═══ MATERIAL SUPPLIED ═══
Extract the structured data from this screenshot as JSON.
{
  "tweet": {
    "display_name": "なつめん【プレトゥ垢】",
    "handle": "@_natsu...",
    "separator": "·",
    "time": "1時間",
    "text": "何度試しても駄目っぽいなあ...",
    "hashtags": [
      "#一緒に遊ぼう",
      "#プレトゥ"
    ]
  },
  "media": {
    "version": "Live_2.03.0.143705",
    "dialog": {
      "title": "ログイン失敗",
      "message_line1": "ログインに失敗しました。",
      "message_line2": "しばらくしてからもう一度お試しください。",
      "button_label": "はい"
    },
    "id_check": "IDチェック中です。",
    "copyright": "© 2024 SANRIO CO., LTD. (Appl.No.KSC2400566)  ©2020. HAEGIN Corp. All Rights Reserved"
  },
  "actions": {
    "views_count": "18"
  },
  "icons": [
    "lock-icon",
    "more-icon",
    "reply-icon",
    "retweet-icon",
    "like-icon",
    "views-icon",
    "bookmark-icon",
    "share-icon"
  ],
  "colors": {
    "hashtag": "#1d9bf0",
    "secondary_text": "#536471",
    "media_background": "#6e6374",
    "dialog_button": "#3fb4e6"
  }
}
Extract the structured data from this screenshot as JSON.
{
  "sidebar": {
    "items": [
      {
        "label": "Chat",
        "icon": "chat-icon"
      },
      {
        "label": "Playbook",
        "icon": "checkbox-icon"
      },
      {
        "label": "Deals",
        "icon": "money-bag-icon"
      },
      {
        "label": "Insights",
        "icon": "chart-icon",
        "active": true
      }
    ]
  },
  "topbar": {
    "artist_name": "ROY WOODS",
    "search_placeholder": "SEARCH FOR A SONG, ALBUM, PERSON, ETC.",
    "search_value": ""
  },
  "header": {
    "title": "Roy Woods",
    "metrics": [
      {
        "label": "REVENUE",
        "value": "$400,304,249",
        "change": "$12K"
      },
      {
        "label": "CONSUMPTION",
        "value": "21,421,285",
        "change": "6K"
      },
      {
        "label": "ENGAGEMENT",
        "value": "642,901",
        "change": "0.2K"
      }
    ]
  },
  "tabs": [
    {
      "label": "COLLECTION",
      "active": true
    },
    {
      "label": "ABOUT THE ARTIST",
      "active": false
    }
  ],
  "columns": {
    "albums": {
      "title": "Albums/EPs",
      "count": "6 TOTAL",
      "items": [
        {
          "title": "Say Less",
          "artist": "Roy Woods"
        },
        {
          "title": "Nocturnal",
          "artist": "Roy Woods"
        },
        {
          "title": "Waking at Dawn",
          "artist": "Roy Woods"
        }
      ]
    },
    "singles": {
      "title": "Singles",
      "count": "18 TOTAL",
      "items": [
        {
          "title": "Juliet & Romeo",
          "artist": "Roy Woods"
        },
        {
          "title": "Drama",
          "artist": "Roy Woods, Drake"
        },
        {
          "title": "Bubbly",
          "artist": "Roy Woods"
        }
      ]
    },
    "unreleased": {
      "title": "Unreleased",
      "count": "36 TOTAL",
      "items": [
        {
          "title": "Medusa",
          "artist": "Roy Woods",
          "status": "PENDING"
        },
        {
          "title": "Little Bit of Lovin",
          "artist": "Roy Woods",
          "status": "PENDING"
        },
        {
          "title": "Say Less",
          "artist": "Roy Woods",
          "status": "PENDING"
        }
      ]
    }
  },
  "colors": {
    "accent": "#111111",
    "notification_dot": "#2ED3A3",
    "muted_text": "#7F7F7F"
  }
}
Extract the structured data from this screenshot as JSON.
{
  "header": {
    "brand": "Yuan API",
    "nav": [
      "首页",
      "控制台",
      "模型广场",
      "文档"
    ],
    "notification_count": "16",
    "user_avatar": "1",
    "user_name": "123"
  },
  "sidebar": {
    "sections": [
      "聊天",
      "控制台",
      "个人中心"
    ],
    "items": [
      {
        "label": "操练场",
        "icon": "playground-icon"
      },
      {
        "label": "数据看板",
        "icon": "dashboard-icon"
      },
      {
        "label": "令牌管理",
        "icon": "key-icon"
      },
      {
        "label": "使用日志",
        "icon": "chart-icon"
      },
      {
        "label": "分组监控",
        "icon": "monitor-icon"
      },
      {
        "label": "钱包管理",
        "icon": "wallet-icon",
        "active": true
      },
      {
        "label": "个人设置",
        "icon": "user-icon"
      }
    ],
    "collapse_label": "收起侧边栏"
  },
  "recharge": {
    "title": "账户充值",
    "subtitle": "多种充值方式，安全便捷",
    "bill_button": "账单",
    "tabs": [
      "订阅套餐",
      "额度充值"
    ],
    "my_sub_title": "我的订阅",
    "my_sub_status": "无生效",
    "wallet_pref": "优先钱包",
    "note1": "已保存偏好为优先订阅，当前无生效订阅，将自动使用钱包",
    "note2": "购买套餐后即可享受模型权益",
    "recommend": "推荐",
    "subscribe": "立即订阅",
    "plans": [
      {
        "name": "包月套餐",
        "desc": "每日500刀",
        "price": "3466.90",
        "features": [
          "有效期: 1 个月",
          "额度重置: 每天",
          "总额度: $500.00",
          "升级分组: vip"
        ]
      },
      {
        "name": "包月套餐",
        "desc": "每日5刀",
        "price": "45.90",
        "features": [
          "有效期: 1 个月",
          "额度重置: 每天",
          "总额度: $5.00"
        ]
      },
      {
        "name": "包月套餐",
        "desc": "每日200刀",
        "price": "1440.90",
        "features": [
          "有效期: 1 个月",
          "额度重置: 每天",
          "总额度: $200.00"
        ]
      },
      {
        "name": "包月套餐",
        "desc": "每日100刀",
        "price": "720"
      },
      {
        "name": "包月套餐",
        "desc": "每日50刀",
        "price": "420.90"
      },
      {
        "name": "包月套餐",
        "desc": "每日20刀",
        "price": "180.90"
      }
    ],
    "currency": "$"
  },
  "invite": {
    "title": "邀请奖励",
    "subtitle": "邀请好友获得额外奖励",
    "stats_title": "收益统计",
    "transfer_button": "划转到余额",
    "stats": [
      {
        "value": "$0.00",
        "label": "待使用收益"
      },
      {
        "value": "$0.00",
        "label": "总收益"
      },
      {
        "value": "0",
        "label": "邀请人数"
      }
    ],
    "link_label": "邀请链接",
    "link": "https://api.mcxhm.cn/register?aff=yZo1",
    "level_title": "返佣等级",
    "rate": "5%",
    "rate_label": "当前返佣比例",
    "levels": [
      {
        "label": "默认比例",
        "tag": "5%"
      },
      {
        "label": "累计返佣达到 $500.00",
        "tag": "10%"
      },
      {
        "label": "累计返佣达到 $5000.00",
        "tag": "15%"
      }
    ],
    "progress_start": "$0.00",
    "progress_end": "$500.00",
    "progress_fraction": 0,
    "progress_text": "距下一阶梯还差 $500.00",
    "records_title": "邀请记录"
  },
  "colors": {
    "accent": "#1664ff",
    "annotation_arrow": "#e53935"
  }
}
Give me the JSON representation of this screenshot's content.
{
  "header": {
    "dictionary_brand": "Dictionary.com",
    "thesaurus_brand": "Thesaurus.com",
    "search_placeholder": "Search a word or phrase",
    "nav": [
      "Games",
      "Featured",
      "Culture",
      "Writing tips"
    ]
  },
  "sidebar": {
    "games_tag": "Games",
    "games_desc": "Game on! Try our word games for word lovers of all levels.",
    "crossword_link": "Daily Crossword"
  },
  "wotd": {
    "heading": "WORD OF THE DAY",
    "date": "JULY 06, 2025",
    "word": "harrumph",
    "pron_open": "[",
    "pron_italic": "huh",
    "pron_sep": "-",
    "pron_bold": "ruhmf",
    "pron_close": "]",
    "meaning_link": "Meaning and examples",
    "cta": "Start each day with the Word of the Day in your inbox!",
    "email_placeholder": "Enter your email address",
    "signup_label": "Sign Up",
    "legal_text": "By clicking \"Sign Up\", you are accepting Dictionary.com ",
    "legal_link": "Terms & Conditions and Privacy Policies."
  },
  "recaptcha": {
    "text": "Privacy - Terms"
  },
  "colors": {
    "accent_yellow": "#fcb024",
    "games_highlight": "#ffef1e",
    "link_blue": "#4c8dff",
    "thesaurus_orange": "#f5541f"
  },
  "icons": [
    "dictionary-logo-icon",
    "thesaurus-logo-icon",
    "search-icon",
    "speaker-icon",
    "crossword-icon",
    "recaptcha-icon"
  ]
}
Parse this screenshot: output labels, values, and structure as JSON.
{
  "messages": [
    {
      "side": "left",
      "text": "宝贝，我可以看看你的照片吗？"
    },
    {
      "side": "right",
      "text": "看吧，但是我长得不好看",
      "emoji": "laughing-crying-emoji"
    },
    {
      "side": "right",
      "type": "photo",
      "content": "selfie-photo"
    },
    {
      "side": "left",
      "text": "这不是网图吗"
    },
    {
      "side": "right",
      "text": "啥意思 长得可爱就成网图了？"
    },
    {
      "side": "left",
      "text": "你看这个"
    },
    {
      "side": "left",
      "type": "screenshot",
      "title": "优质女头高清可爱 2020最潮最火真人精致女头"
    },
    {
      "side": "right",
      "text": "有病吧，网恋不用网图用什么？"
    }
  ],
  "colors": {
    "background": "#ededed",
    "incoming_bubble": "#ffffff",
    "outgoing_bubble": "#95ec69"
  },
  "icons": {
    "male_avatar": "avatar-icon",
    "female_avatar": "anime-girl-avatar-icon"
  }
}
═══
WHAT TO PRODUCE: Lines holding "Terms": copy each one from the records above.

SOLUTION FOR THIS PROBLEM:
    "legal_link": "Terms & Conditions and Privacy Policies."
    "text": "Privacy - Terms"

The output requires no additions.